Helicobacter pylori infection is a major cause of peptic ulcer and is also associated with chronic gastritis, mucosa-associated lymphoid tissue (MALT) lymphoma, and adenocarcinoma of the stomach. Guidelines have been developed in the United States and Europe (areas with low prevalence) for the diagnosis and management of this infection, including the recommendation to ‘test and treat’ those with dyspepsia. A group of international experts performed a targeted literature review and formulated an expert opinion for evidenced-based benefits and harms for screening and treatment of H. pylori in high-prevalence countries. They concluded that in Arctic countries where H. pylori prevalence exceeds 60%, treatment of persons with H. pylori infection should be limited only to instances where there is strong evidence of direct benefit in reduction of morbidity and mortality, associated peptic ulcer disease and MALT lymphoma and that the test-and-treat strategy may not be beneficial for those with dyspepsia.

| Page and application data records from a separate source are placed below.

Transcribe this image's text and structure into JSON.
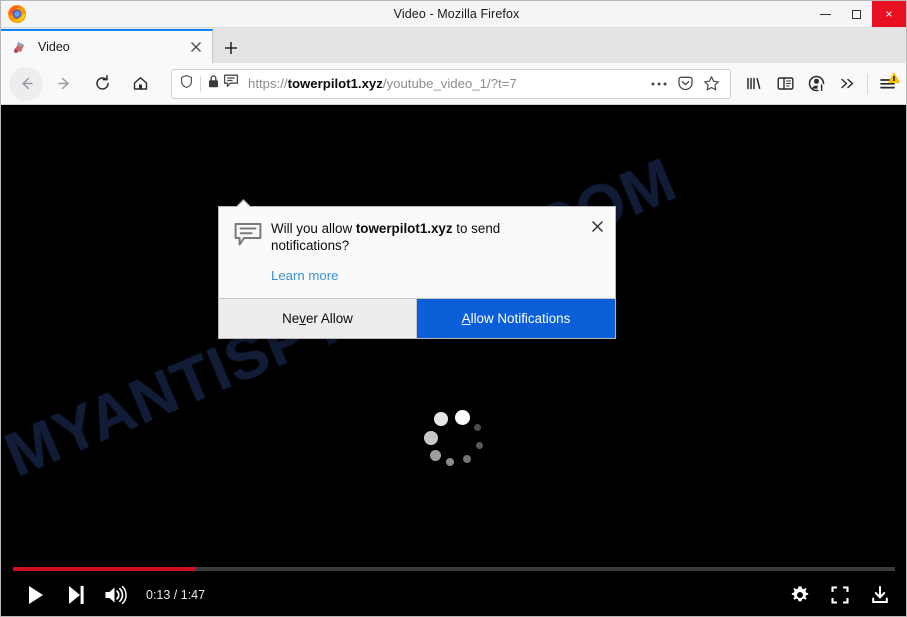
{
  "window": {
    "title": "Video - Mozilla Firefox",
    "controls": {
      "minimize": "minimize",
      "maximize": "maximize",
      "close": "×"
    }
  },
  "tabs": {
    "items": [
      {
        "label": "Video",
        "favicon": "video-favicon",
        "close": "×"
      }
    ],
    "new_tab_label": "+"
  },
  "toolbar": {
    "back": "back-arrow",
    "forward": "forward-arrow",
    "reload": "reload",
    "home": "home",
    "url": {
      "scheme": "https://",
      "host": "towerpilot1.xyz",
      "path": "/youtube_video_1/?t=7",
      "full": "https://towerpilot1.xyz/youtube_video_1/?t=7"
    },
    "page_actions": "…",
    "reader_icon": "pocket-icon",
    "bookmark_icon": "star-icon",
    "library_icon": "library-icon",
    "sidebar_icon": "sidebar-icon",
    "account_icon": "account-icon",
    "overflow_icon": "»",
    "menu_icon": "hamburger-menu",
    "menu_badge_color": "#ffbf00"
  },
  "popup": {
    "icon": "notification-bubble-icon",
    "message_prefix": "Will you allow ",
    "message_host": "towerpilot1.xyz",
    "message_suffix": " to send notifications?",
    "learn_more": "Learn more",
    "close": "✕",
    "buttons": {
      "deny": "Never Allow",
      "deny_accesskey": "v",
      "allow": "Allow Notifications",
      "allow_accesskey": "A"
    },
    "accent_color": "#0a5fd8",
    "link_color": "#3c8fd4"
  },
  "video": {
    "watermark": "MYANTISPYWARE.COM",
    "watermark_color": "#111c37",
    "loading_indicator": "spinner",
    "player": {
      "play": "play-button",
      "next": "next-button",
      "volume": "volume-button",
      "time_current": "0:13",
      "time_separator": "/",
      "time_total": "1:47",
      "time_display": "0:13 / 1:47",
      "settings": "settings-gear",
      "fullscreen": "fullscreen",
      "download": "download",
      "progress_percent": 20.8,
      "progress_color": "#cc0f23"
    }
  }
}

We performed a study to determine rates of reinfection in three groups followed for 2 years after successful treatment: American Indian/Alaska Native (AI/AN) persons living in urban (group 1) and rural (group 2) communities, and urban Alaska non-Native persons (group 3). We enrolled adults diagnosed with H. pylori infection based on a positive urea breath test (13C-UBT). After successful treatment was documented at 2 months, we tested each patient by 13C-UBT at 4, 6, 12 and 24 months. At each visit, participants were asked about medication use, illnesses and risk factors for reinfection. We followed 229 persons for 2 years or until they became reinfected. H. pylori reinfection occurred in 36 persons; cumulative reinfection rates were 14·5%, 22·1%, and 12·0% for groups 1, 2, and 3, respectively. Study participants who became reinfected were more likely to have peptic ulcer disease (P = 0·02), low education level (P = 0·04), or have a higher proportion of household members infected with H. pylori compared to participants who did not become reinfected (P = 0·03). Among all three groups, reinfection occurred at rates higher than those reported for other US populations (<5% at 2 years); rural AI/AN individuals appear to be at highest risk for reinfection.